Still teaching at 84
VAIL ” Stuart “Boot” Gordon likes to joke he’s the oldest ski instructor in the world. But at 84, he might be.
Gordon started skiing in the 30s and taught his first lesson in 1942. He started teaching skiing at Vail Mountain in the 70s and has been doing it on and off ever since.
“A lot of people say they started skiing when they were 5-years-old, but they’re lying,” Gordon said. “What they don’t say is that there parents took them out and taught them ” I stole my brothers skis and taught myself.”
You wouldn’t know he’s 84 by watching him ski.
He popped off Chair 11 on a recent day on Vail Mountain and had no trouble linking together turns on his way to the top the Northwoods trail.
“Is this the way down,” he said to a nearby skier.
“This is it,” the skier said.
Gordon dropped into the trail moments later and made his way, without trouble, to the bottom.
He didn’t ski a lot of powder growing up in Minnesota. He and his friends would play hockey until it snowed. They’d go skiing when it did, but the snow was wet and heavy.
Gordon discovered powder in the late 40s when he was stationed in Oregon and Washington during World War II and has been in love with it ever since.
“Beware,” Gordon said. “Powder skiing can be as addictive as a narcotic.”
Skiing ever since
After the war ended, Gordon hitchhiked to the Sun Valley ski resort in Idaho where he became a member of the Sun Valley Ski Patrol from 1947-1948.
He had a pair of short ” six and a half feet ” fat skis made by the Northland Ski Company that were as good as it got for powder in those days, Gordon said.
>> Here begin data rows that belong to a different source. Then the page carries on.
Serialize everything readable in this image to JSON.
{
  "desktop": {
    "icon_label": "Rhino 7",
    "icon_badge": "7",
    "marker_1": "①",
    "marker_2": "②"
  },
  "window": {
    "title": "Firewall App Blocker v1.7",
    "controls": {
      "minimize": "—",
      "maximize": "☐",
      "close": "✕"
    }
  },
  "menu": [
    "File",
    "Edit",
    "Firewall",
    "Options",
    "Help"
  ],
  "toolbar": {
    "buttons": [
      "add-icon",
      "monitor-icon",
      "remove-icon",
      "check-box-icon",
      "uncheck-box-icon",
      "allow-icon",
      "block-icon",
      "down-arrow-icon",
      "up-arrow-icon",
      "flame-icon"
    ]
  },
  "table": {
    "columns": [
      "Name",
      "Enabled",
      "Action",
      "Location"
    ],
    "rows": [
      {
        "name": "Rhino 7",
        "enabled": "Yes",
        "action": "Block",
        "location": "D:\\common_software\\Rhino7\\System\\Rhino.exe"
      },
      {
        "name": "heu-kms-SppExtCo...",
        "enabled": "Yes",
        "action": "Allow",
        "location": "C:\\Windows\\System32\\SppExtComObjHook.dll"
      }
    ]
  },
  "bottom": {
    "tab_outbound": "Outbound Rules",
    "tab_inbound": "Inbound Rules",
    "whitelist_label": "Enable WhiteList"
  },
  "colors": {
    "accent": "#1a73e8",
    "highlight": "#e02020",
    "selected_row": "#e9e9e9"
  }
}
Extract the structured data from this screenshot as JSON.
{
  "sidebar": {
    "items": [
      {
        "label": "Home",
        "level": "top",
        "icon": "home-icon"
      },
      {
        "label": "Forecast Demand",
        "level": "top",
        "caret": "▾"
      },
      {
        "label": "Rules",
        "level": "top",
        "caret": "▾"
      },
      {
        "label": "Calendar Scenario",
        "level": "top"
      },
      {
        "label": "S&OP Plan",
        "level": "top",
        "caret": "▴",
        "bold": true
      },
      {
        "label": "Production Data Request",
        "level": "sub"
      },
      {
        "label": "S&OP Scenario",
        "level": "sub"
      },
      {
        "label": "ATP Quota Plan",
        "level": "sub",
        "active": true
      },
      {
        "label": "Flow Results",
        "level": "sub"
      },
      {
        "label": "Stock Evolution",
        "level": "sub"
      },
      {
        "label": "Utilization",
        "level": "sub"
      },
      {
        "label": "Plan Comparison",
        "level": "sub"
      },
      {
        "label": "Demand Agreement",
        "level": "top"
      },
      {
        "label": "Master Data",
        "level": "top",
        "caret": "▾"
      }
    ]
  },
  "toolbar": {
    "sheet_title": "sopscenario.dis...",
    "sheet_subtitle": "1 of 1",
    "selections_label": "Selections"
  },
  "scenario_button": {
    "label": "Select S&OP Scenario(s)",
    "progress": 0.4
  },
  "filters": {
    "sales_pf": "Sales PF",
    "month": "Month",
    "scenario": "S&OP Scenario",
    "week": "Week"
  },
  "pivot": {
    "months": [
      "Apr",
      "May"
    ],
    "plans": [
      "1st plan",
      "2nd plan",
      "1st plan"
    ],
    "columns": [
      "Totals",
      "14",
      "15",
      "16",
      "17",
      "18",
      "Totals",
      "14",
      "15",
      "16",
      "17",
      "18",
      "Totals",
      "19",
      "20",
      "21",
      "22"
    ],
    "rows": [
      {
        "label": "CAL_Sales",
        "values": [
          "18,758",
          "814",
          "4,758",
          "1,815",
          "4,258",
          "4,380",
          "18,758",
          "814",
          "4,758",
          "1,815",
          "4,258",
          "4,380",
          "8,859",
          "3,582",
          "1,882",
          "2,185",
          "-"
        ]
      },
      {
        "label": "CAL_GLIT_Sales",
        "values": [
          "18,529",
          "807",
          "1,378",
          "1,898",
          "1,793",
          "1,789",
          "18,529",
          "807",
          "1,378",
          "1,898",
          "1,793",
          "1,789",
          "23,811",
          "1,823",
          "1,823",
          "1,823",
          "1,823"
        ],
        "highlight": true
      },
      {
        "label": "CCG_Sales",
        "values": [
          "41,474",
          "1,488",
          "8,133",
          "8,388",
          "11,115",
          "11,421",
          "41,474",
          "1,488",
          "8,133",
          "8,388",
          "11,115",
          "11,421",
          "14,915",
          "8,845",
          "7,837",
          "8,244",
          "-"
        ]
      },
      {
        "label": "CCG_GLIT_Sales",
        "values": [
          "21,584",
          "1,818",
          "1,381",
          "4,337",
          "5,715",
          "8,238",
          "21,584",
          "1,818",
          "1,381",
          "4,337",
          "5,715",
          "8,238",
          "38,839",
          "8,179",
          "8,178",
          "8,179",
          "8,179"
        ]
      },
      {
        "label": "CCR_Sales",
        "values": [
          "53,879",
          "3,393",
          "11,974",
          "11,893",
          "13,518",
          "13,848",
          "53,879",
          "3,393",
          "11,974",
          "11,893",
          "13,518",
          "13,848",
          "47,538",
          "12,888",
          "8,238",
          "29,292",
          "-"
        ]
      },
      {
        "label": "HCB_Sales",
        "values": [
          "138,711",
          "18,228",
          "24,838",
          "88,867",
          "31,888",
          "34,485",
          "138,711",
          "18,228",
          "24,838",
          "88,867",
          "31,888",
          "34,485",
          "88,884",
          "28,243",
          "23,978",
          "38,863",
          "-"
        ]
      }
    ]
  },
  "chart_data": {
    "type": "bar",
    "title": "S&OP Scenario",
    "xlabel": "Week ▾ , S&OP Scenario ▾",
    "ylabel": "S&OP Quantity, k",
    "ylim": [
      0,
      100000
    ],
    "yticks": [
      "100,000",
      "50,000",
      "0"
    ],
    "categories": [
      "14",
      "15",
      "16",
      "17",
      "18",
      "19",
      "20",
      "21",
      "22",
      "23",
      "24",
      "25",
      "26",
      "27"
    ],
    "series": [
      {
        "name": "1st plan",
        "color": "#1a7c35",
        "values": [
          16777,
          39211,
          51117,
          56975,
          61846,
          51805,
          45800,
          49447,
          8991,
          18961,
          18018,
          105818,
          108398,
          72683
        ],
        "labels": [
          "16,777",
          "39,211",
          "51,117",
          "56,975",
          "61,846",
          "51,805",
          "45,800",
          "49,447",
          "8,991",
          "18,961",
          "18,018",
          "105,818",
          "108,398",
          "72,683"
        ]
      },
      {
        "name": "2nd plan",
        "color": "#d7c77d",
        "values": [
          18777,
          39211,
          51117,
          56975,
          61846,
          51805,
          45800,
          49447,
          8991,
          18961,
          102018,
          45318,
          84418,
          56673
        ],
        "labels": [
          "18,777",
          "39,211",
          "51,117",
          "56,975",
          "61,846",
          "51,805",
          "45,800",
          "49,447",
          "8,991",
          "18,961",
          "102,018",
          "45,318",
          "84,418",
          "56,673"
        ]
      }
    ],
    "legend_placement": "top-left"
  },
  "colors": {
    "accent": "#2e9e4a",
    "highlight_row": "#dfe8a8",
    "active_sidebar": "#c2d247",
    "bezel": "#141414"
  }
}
“They had pretty good tension and were wider than usual,” said Gordon, who just re-released his book “Ski Powder 5 Ways.” “I could out-ski everyone with those short skis ” they were just like water skis.”
He’s been skiing powder all over the country and Europe ever since.
Gordon is a charter member of the Professional Ski Instructors of America and has taught skiing in Aspen.
‘That’s why it’s worth teaching’
Gordon has had thousands of students, but ask him which ones he remembers and a couple pop into his mind.
One is a lesson he taught at Vail. His student was a brain surgeon from Hawaii and had never seen snow before.
“He took a morning beginning lesson and then took a lesson from me and in an hour he was doing parallel turns,” Gordon said. “The next day I took him down Look Ma and he fell, but he laughed and laughed. He was probably the most amazing student I ever had.”
The most fun Gordon has had teaching skiing was during a lesson in Snowmass. He was showing a girl how to ski powder ” she was picking it up quickly, he said. They were about to head down a steep pitch with deep snow on it. Gordon warned the girl the trail didn’t finish with a smooth transition.
“When you hit the bottom you had to be in a traverse,” Gordon said. “I showed her what to do and said ‘don’t do what I do.'”
Gordon made it to the bottom of the hill, turned around and watch his student follow his exact path. She crashed when she got to the bottom, Gordon said.
“I thought she killed herself,” Gordon said. “I walked up to her and asked if she was alright and why she did that.”
She said she followed him because it looked fun and that if she got hurt it would have been worth it, Gordon said.
“When we said good-bye, she said ‘Boot, that’s the most fun I’ve had in my whole life,'” Gordon said. “That’s a student for you, that’s why it’s worth teaching.”
Gordon said his students have always made him better teachers, but he keeps doing it because he loves to see people learn.
Gordon’s favorite place to ski is in Zermatt, Switzerland. But In the United States, it’s Vail.
The best way to ski Vail is to get up early and get on the Eagle Bahn lift before it’s crowded, Gordon said. He recommends taking a run or two in Game Creek Bowl and then heading west and skiing Avanti or a run off Chairs 3 or 4.
“Then you go ski China Bowl and Blue Sky Basin,” he said. “You just keep ahead of the crowds.”
If you’re late, head to Golden Peak and ride up Chair 6, Gordon said.
Staff Writer Chris Outcalt can be reached at 970-748-2931 or firstname.lastname@example.org.